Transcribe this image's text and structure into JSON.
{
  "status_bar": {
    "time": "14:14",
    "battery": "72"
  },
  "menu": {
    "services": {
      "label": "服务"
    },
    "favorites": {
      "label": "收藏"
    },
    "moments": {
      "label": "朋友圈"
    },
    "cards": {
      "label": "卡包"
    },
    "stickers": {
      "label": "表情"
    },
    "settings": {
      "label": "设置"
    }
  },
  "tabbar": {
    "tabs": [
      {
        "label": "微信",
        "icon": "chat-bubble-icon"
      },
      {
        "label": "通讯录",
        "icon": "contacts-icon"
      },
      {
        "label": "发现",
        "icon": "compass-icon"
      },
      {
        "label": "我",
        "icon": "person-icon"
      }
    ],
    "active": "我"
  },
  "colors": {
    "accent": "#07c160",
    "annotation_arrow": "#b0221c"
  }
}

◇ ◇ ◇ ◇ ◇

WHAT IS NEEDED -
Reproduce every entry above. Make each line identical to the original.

RESPONSE FOR THIS EXERCISE -
Transcribe this image's text and structure into JSON.
{
  "status_bar": {
    "time": "14:14",
    "battery": "72"
  },
  "menu": {
    "services": {
      "label": "服务"
    },
    "favorites": {
      "label": "收藏"
    },
    "moments": {
      "label": "朋友圈"
    },
    "cards": {
      "label": "卡包"
    },
    "stickers": {
      "label": "表情"
    },
    "settings": {
      "label": "设置"
    }
  },
  "tabbar": {
    "tabs": [
      {
        "label": "微信",
        "icon": "chat-bubble-icon"
      },
      {
        "label": "通讯录",
        "icon": "contacts-icon"
      },
      {
        "label": "发现",
        "icon": "compass-icon"
      },
      {
        "label": "我",
        "icon": "person-icon"
      }
    ],
    "active": "我"
  },
  "colors": {
    "accent": "#07c160",
    "annotation_arrow": "#b0221c"
  }
}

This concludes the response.